The political silly season must end. It is time for a substantive political dialogue as Virginians weigh a consequential choice. (
link)
It almost seems that the kiddies in the blogosphere have been setting the agenda thus far and the debate, because of their juvenile rantings, has rapidly plunged into the cesspit.

The adults need to take control and get this contest back on track.

Struggling For Survival

Another local manufacturer is on the ropes:
Rowe files for Chap. 11 in court
The furniture firm plans to keep plants in Elliston and Salem open and hire more workers.
By Ray Reed , The Roanoke Times

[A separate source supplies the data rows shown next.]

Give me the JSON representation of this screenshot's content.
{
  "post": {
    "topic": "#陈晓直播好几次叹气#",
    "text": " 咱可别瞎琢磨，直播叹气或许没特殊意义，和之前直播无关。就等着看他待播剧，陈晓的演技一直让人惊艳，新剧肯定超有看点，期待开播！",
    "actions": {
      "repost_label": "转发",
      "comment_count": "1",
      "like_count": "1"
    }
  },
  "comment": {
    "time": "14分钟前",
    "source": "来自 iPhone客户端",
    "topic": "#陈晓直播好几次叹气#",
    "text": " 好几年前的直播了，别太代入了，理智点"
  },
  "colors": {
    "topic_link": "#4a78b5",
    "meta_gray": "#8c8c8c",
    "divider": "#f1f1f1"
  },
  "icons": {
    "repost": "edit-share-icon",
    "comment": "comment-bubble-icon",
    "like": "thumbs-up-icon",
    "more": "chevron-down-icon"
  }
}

The Rowe Cos., which have furniture manufacturing plants in Elliston and Salem, have filed for bankruptcy reorganization.

Rowe continues to operate, although it will sell its retail division.

Rowe said it will move some manufacturing operations to Elliston and Salem, where it plans to hire about 250 more workers locally after it closes a plant in Poplar Bluff, Mo. (
link)

It's not often that you read a story about a company filing chapter 11 and adding jobs but that seems to be the case. Missouri's loss is our gain.

Let's hope this reorganization pays dividends, to coin a phrase.

When There's No News ...

The Associated Press is reporting this morning that farmers in Kansas are going to be farming.

You read that right:

Kan. Farmers to Plant Winter Wheat Crops
By The Associated Press


WICHITA, Kan. (AP) -- From inside his combine, Beloit farmer Michael Jordan worked methodically to cut his drought-stressed field of sunflowers.

He's been harvesting his sunflowers for 10 days now, and was anxious to get this season's crops cut, so he could begin planting his 2007 winter wheat -- something he figures he will do in the first part of October.

Other Kansas farmers will also be sowing more acres of winter wheat this planting season. (
link)

It's comforting, I guess, to know that life is normal.